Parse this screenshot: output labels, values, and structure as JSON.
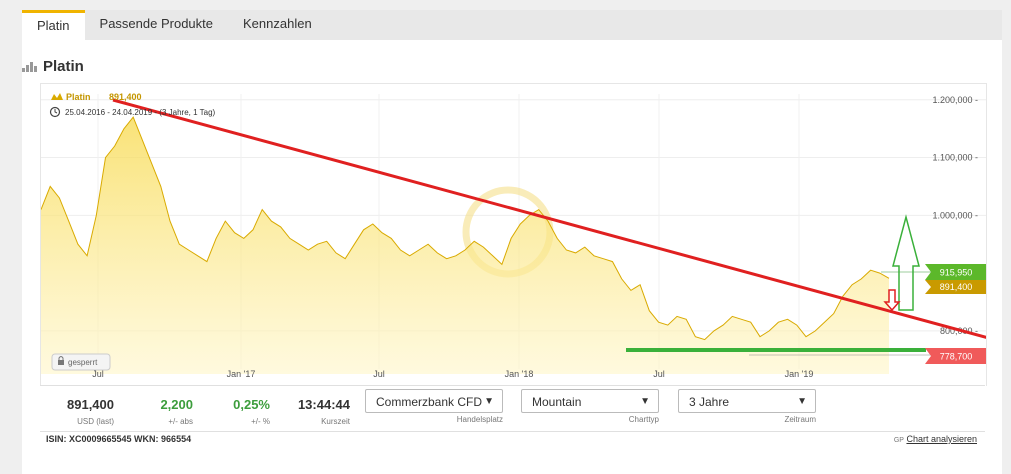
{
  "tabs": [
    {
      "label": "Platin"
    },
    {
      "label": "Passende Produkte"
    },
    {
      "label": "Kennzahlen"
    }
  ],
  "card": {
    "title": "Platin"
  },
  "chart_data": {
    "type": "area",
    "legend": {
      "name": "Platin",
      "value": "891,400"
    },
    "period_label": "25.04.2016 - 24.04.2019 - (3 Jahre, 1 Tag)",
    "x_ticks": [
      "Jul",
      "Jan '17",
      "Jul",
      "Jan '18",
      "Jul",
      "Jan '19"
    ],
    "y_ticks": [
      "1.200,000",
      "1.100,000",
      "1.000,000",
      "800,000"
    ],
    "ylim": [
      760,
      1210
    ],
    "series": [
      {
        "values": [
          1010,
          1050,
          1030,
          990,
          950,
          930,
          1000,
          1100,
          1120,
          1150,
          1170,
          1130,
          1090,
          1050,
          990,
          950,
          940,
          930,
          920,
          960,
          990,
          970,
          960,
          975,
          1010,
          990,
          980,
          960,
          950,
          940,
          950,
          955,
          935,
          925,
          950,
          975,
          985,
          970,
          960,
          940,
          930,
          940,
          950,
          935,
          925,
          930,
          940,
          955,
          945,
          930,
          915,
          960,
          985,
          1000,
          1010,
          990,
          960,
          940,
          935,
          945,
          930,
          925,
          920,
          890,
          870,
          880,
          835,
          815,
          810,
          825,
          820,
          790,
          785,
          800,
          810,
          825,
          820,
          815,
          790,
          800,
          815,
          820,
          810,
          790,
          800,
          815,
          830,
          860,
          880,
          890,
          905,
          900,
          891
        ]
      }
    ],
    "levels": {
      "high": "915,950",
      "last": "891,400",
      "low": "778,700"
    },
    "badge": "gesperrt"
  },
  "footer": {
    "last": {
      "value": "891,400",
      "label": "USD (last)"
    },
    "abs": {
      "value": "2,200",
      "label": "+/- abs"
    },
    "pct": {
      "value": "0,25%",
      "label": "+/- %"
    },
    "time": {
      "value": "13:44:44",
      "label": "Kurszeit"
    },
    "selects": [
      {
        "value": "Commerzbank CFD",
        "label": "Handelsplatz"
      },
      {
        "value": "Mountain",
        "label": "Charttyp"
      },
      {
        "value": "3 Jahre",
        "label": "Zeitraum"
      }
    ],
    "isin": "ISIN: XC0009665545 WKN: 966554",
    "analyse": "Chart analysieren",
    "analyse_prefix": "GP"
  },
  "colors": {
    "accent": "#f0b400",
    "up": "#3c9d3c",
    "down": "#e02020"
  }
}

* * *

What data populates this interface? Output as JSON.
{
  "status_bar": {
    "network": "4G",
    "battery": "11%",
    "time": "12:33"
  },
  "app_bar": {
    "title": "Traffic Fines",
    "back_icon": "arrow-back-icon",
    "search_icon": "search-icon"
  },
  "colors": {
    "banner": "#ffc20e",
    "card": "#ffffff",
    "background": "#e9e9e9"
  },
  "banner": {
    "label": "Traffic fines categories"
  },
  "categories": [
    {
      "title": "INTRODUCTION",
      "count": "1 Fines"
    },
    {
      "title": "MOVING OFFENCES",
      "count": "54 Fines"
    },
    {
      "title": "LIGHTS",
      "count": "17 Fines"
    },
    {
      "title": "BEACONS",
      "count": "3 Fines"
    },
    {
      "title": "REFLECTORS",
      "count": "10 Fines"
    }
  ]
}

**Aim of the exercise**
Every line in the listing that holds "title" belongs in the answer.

**Answer to this exercise**
    "title": "Platin"
    "title": "Traffic Fines",
      "title": "INTRODUCTION",
      "title": "MOVING OFFENCES",
      "title": "LIGHTS",
      "title": "BEACONS",
      "title": "REFLECTORS",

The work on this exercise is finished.